───── Input data

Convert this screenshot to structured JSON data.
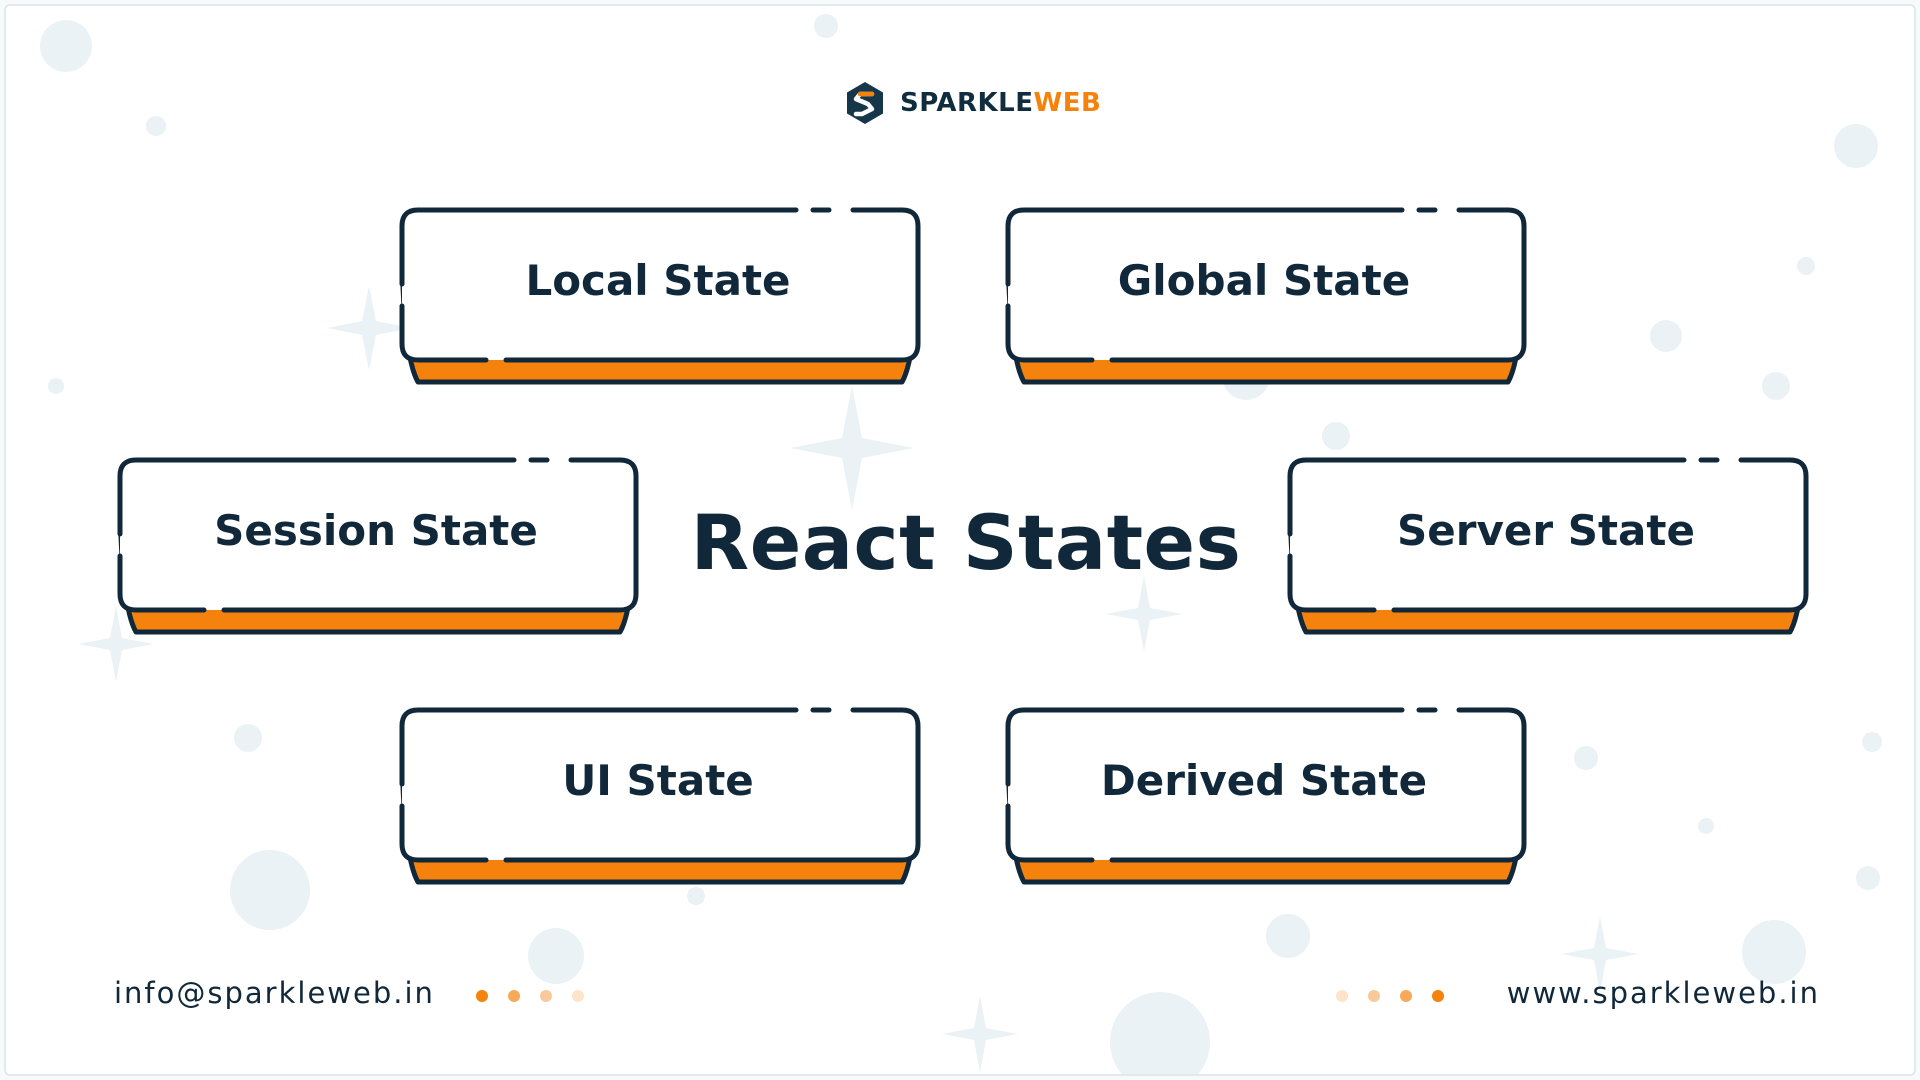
{
  "logo": {
    "icon": "sparkleweb-hexagon-s-icon",
    "word1": "SPARKLE",
    "word2": "WEB"
  },
  "title": "React States",
  "cards": [
    {
      "label": "Local State"
    },
    {
      "label": "Global State"
    },
    {
      "label": "Session State"
    },
    {
      "label": "Server State"
    },
    {
      "label": "UI State"
    },
    {
      "label": "Derived State"
    }
  ],
  "footer": {
    "email": "info@sparkleweb.in",
    "website": "www.sparkleweb.in"
  },
  "colors": {
    "navy": "#10283a",
    "orange": "#f5820d",
    "dot_left": [
      "#f5820d",
      "#f7a95a",
      "#fac99a",
      "#fde3c8"
    ],
    "dot_right": [
      "#fde3c8",
      "#fac99a",
      "#f7a95a",
      "#f5820d"
    ]
  }
}
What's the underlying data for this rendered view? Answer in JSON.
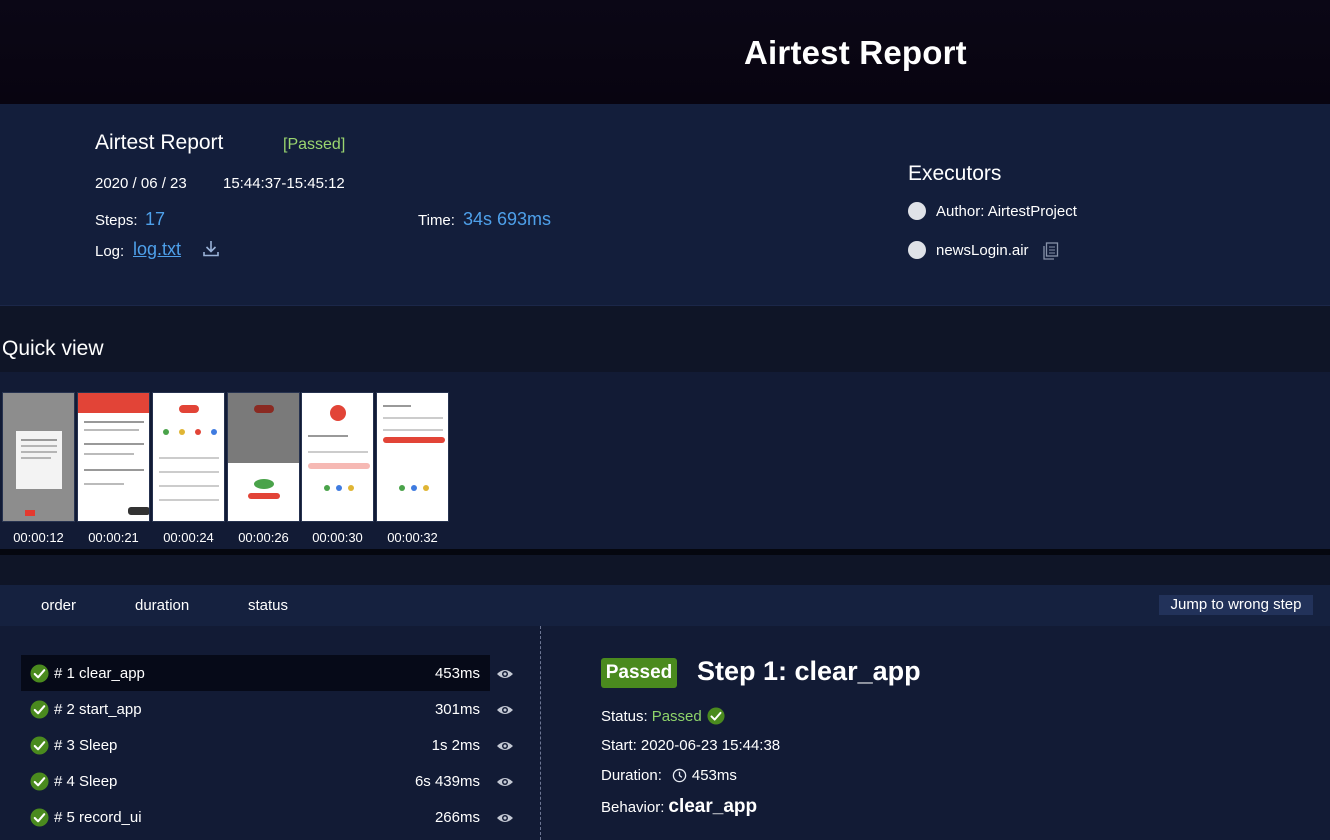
{
  "header": {
    "title": "Airtest Report"
  },
  "summary": {
    "title": "Airtest Report",
    "status": "[Passed]",
    "date": "2020 / 06 / 23",
    "time_range": "15:44:37-15:45:12",
    "steps_label": "Steps:",
    "steps_value": "17",
    "time_label": "Time:",
    "time_value": "34s 693ms",
    "log_label": "Log:",
    "log_link": "log.txt",
    "icons": {
      "status": "check-circle-icon",
      "download": "download-icon"
    }
  },
  "executors": {
    "title": "Executors",
    "items": [
      {
        "label": "Author: AirtestProject"
      },
      {
        "label": "newsLogin.air"
      }
    ],
    "copy_icon": "copy-icon"
  },
  "quick_view": {
    "title": "Quick view",
    "thumbnails": [
      {
        "time": "00:00:12"
      },
      {
        "time": "00:00:21"
      },
      {
        "time": "00:00:24"
      },
      {
        "time": "00:00:26"
      },
      {
        "time": "00:00:30"
      },
      {
        "time": "00:00:32"
      }
    ]
  },
  "steps_toolbar": {
    "sort_order": "order",
    "sort_duration": "duration",
    "sort_status": "status",
    "jump_button": "Jump to wrong step"
  },
  "steps": [
    {
      "label": "# 1 clear_app",
      "duration": "453ms",
      "active": true
    },
    {
      "label": "# 2 start_app",
      "duration": "301ms"
    },
    {
      "label": "# 3 Sleep",
      "duration": "1s 2ms"
    },
    {
      "label": "# 4 Sleep",
      "duration": "6s 439ms"
    },
    {
      "label": "# 5 record_ui",
      "duration": "266ms"
    }
  ],
  "detail": {
    "badge": "Passed",
    "title": "Step 1: clear_app",
    "status_label": "Status:",
    "status_value": "Passed",
    "start_label": "Start:",
    "start_value": "2020-06-23 15:44:38",
    "duration_label": "Duration:",
    "duration_value": "453ms",
    "behavior_label": "Behavior:",
    "behavior_value": "clear_app"
  },
  "colors": {
    "background": "#0e1423",
    "panel": "#131e3b",
    "accent_blue": "#4ea0ea",
    "pass_green": "#4a8a1e",
    "status_green": "#9ad56f"
  }
}
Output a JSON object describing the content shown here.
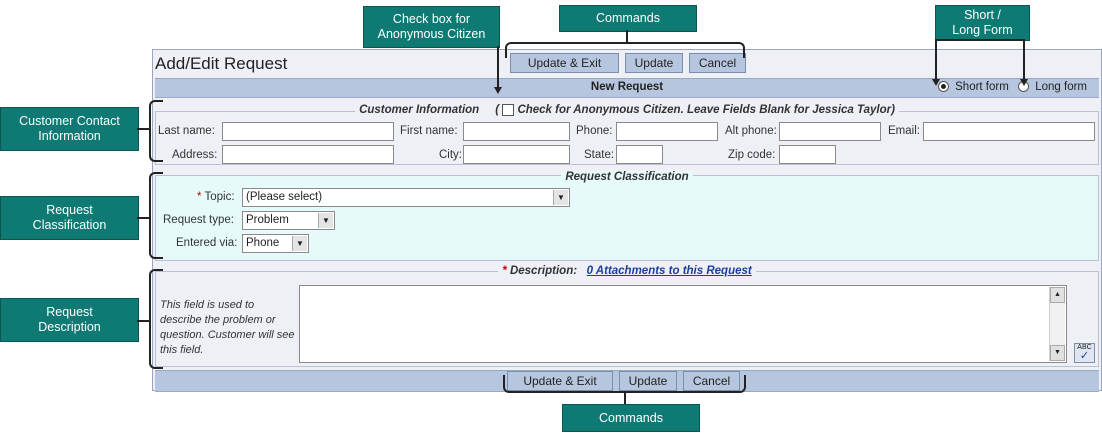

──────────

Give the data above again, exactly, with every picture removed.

Convert this screenshot to structured JSON data.
{
  "logo": {
    "icon": "sparkleweb-hexagon-s-icon",
    "word1": "SPARKLE",
    "word2": "WEB"
  },
  "title": "React States",
  "cards": [
    {
      "label": "Local State"
    },
    {
      "label": "Global State"
    },
    {
      "label": "Session State"
    },
    {
      "label": "Server State"
    },
    {
      "label": "UI State"
    },
    {
      "label": "Derived State"
    }
  ],
  "footer": {
    "email": "info@sparkleweb.in",
    "website": "www.sparkleweb.in"
  },
  "colors": {
    "navy": "#10283a",
    "orange": "#f5820d",
    "dot_left": [
      "#f5820d",
      "#f7a95a",
      "#fac99a",
      "#fde3c8"
    ],
    "dot_right": [
      "#fde3c8",
      "#fac99a",
      "#f7a95a",
      "#f5820d"
    ]
  }
}
What's the underlying data for this rendered view? Answer in JSON.
{
  "header": {
    "title": "Airtest Report"
  },
  "summary": {
    "title": "Airtest Report",
    "status": "[Passed]",
    "date": "2020 / 06 / 23",
    "time_range": "15:44:37-15:45:12",
    "steps_label": "Steps:",
    "steps_value": "17",
    "time_label": "Time:",
    "time_value": "34s 693ms",
    "log_label": "Log:",
    "log_link": "log.txt",
    "icons": {
      "status": "check-circle-icon",
      "download": "download-icon"
    }
  },
  "executors": {
    "title": "Executors",
    "items": [
      {
        "label": "Author: AirtestProject"
      },
      {
        "label": "newsLogin.air"
      }
    ],
    "copy_icon": "copy-icon"
  },
  "quick_view": {
    "title": "Quick view",
    "thumbnails": [
      {
        "time": "00:00:12"
      },
      {
        "time": "00:00:21"
      },
      {
        "time": "00:00:24"
      },
      {
        "time": "00:00:26"
      },
      {
        "time": "00:00:30"
      },
      {
        "time": "00:00:32"
      }
    ]
  },
  "steps_toolbar": {
    "sort_order": "order",
    "sort_duration": "duration",
    "sort_status": "status",
    "jump_button": "Jump to wrong step"
  },
  "steps": [
    {
      "label": "# 1 clear_app",
      "duration": "453ms",
      "active": true
    },
    {
      "label": "# 2 start_app",
      "duration": "301ms"
    },
    {
      "label": "# 3 Sleep",
      "duration": "1s 2ms"
    },
    {
      "label": "# 4 Sleep",
      "duration": "6s 439ms"
    },
    {
      "label": "# 5 record_ui",
      "duration": "266ms"
    }
  ],
  "detail": {
    "badge": "Passed",
    "title": "Step 1: clear_app",
    "status_label": "Status:",
    "status_value": "Passed",
    "start_label": "Start:",
    "start_value": "2020-06-23 15:44:38",
    "duration_label": "Duration:",
    "duration_value": "453ms",
    "behavior_label": "Behavior:",
    "behavior_value": "clear_app"
  },
  "colors": {
    "background": "#0e1423",
    "panel": "#131e3b",
    "accent_blue": "#4ea0ea",
    "pass_green": "#4a8a1e",
    "status_green": "#9ad56f"
  }
}
Output a JSON object describing the content shown here.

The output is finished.